Captain Durant's Countess - By Maggie Robinson
London, December 1820
“You cannot go up there, madam!” The butler, whose cauliflower nose made him look like he had once fought—and lost regularly—for a living, tried to block the stairs.
He didn’t want to grant her admittance to the house, and Maris really didn’t want to enter. What she had to do there was beyond scandalous, and she’d spent her whole life—well, practically her whole life—avoiding scandal like the plague. Never taking a false step or breaking a rule or speaking up for herself.
Except once, and how she regretted that.
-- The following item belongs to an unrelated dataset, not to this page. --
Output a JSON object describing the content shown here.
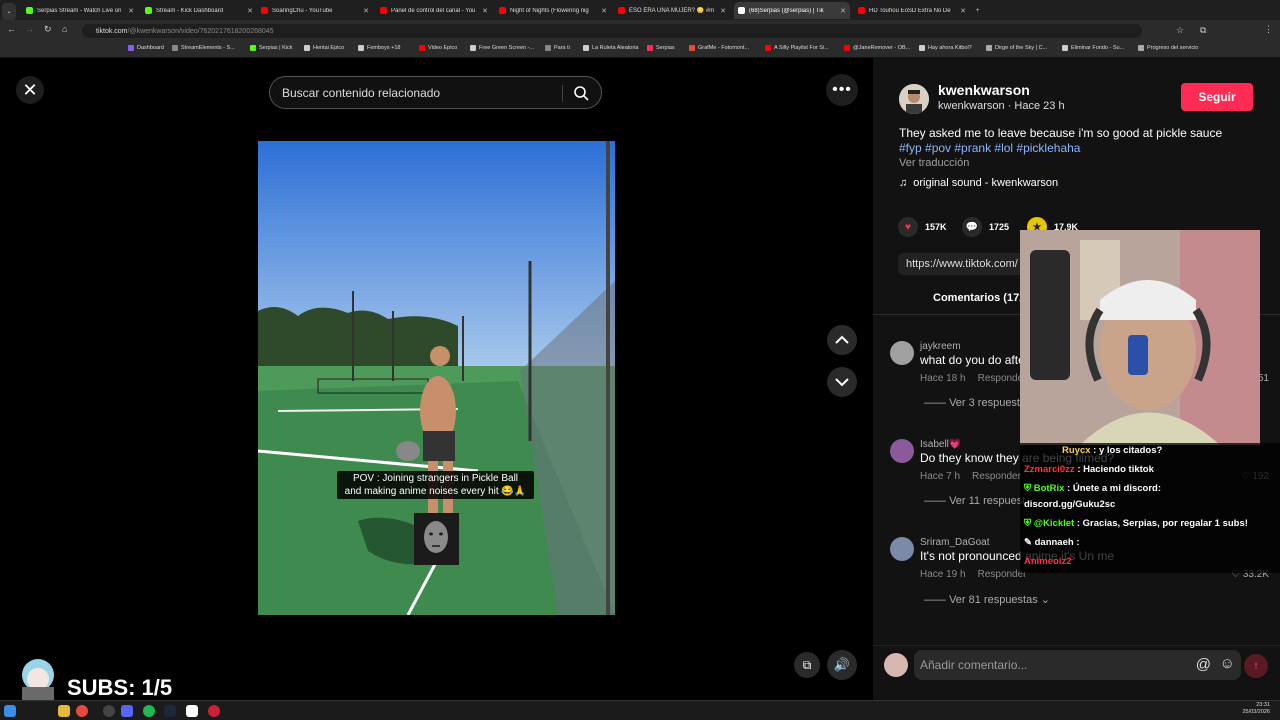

Would she regret today? She was trying to convince a strange man to come home with her and—and—she stopped herself from thinking any further.
Maris dodged by the butler and stood at the bottom of a vast marble staircase. One good push from above and one could very easily fall, with no hope of recovery. Marble was hard. As hard as her heart needed to be at present.
“I can and I will. You will not hit a lady, I am sure.” The Countess of Kelby pinned back her veil and smiled. The effort was nearly painful as her cheek muscles were unused to the exercise. Maris had spent the last ten years caring for her elderly husband Henry and slaving over his ancient texts, and there had been little occasion to turn up her lips to strangers. But now the earl needed something else done, and the recalcitrant man he had chosen to do it was somewhere upstairs in a den of utter iniquity.
She must speak with him. It was a matter of life and death—his death if he wouldn’t cooperate, she was that angry. Let him tumble down the stairs and break his neck. Henry had counted on him. Placed his trust in him. She had been writing to the man for weeks with no response. It was past time he do his duty, go to Kelby Hall, and begin the job for which he’d been hired.
Maris stood in the foyer of the most infamous address in London—the Reining Monarchs Society. Even buried in the country, she had heard of the place and the men—and, unbelievably, women—who belonged to the secret club.
Not so secret, after all. It had been a matter of a few shillings and another one of her rare smiles to induce Reynold Durant’s valet to reveal where his employer was spending his misbegotten afternoon.
Interesting, since two months ago, Reynold Durant couldn’t have afforded a valet or membership in such a place.
The butler crossed his muscled arms before him. “He’s not to be disturbed, madam. I’ll lose my position.”
Maris attempted the smile again. “Then I’ll wait. Right here at the bottom of the stairs. Captain Durant is bound to come down sometime.”
The man’s dismay was comical. “You can’t do that! You’re a . . . you’re a lady! It’s not proper having someone like you here at all.”
“It’s not proper having anyone here. You must be desperate to work in such an environment.”
The butler’s bloodshot blue eyes dropped to the carpet. “It ain’t so bad. You get used to it.”
Maris could not imagine a more unlikely thing. To get used to unending carnal depravity would simply not be possible. She’d rather jump from the Tower of London than bare her breasts like that brazen woman she’d glimpsed through the open parlor doors. Before she’d blinked away, Maris could have sworn there were jewels on the woman’s nipples—rubies, or at the very least, garnets.
She opened her reticule and fished out some bribe money. She’d have to walk back to her hotel if she had to dole out any more, but it wasn’t far. The Reining Monarchs Society was located right in the heart of Mayfair, conveniently close to the best houses. Captain Durant’s bachelor lodgings were only around the corner. One had to conserve one’s energy when one was sinning at such a spectacular rate.
Henry had given up his house in town years ago. Maris had not been to London very often since her unsuccessful Season. It had overwhelmed her then, but she didn’t have time to be frightened now. It was she who planned to do the frightening.
She passed the butler the coins. “I promise I’ll not bother anyone. I’ll just sit in silence in that chair over by the wall. Could you describe Captain Durant so I’ll recognize him when he comes down?”
Maris’s money disappeared with breathtaking speed. “You don’t know him?”
“Not at all.” And she wished they didn’t have to become acquainted. A man who restrained and